# TASK TO CARRY OUT
An exact copy of the records below is needed, with every picture left out.

** SOURCE INFORMATION follows **

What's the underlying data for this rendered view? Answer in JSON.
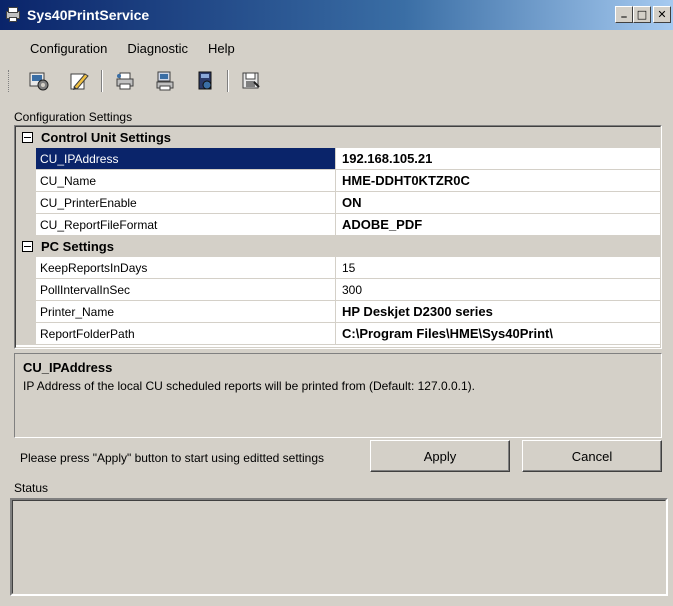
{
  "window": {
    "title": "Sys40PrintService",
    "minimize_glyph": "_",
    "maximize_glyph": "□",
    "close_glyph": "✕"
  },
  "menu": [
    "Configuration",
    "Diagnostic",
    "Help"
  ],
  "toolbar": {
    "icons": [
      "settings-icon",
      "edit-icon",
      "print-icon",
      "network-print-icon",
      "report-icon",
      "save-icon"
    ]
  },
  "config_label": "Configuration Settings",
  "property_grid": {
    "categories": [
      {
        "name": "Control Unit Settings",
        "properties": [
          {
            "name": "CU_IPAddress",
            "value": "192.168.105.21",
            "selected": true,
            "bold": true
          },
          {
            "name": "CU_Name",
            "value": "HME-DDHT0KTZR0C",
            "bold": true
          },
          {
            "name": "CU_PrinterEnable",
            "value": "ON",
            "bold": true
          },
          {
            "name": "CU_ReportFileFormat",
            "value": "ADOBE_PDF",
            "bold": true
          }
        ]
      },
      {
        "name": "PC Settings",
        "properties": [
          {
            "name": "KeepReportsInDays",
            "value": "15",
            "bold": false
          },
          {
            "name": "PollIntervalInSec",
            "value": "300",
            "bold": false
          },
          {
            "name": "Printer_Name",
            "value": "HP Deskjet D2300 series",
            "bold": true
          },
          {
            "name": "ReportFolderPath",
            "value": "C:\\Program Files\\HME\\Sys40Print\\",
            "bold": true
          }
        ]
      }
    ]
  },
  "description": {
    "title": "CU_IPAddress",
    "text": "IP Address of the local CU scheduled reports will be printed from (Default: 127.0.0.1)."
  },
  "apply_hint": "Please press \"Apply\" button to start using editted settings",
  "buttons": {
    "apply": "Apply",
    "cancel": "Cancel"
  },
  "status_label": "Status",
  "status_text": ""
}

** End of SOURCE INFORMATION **

# EXERCISE RESULT
What's the underlying data for this rendered view? Answer in JSON.
{
  "window": {
    "title": "Sys40PrintService",
    "minimize_glyph": "_",
    "maximize_glyph": "□",
    "close_glyph": "✕"
  },
  "menu": [
    "Configuration",
    "Diagnostic",
    "Help"
  ],
  "toolbar": {
    "icons": [
      "settings-icon",
      "edit-icon",
      "print-icon",
      "network-print-icon",
      "report-icon",
      "save-icon"
    ]
  },
  "config_label": "Configuration Settings",
  "property_grid": {
    "categories": [
      {
        "name": "Control Unit Settings",
        "properties": [
          {
            "name": "CU_IPAddress",
            "value": "192.168.105.21",
            "selected": true,
            "bold": true
          },
          {
            "name": "CU_Name",
            "value": "HME-DDHT0KTZR0C",
            "bold": true
          },
          {
            "name": "CU_PrinterEnable",
            "value": "ON",
            "bold": true
          },
          {
            "name": "CU_ReportFileFormat",
            "value": "ADOBE_PDF",
            "bold": true
          }
        ]
      },
      {
        "name": "PC Settings",
        "properties": [
          {
            "name": "KeepReportsInDays",
            "value": "15",
            "bold": false
          },
          {
            "name": "PollIntervalInSec",
            "value": "300",
            "bold": false
          },
          {
            "name": "Printer_Name",
            "value": "HP Deskjet D2300 series",
            "bold": true
          },
          {
            "name": "ReportFolderPath",
            "value": "C:\\Program Files\\HME\\Sys40Print\\",
            "bold": true
          }
        ]
      }
    ]
  },
  "description": {
    "title": "CU_IPAddress",
    "text": "IP Address of the local CU scheduled reports will be printed from (Default: 127.0.0.1)."
  },
  "apply_hint": "Please press \"Apply\" button to start using editted settings",
  "buttons": {
    "apply": "Apply",
    "cancel": "Cancel"
  },
  "status_label": "Status",
  "status_text": ""
}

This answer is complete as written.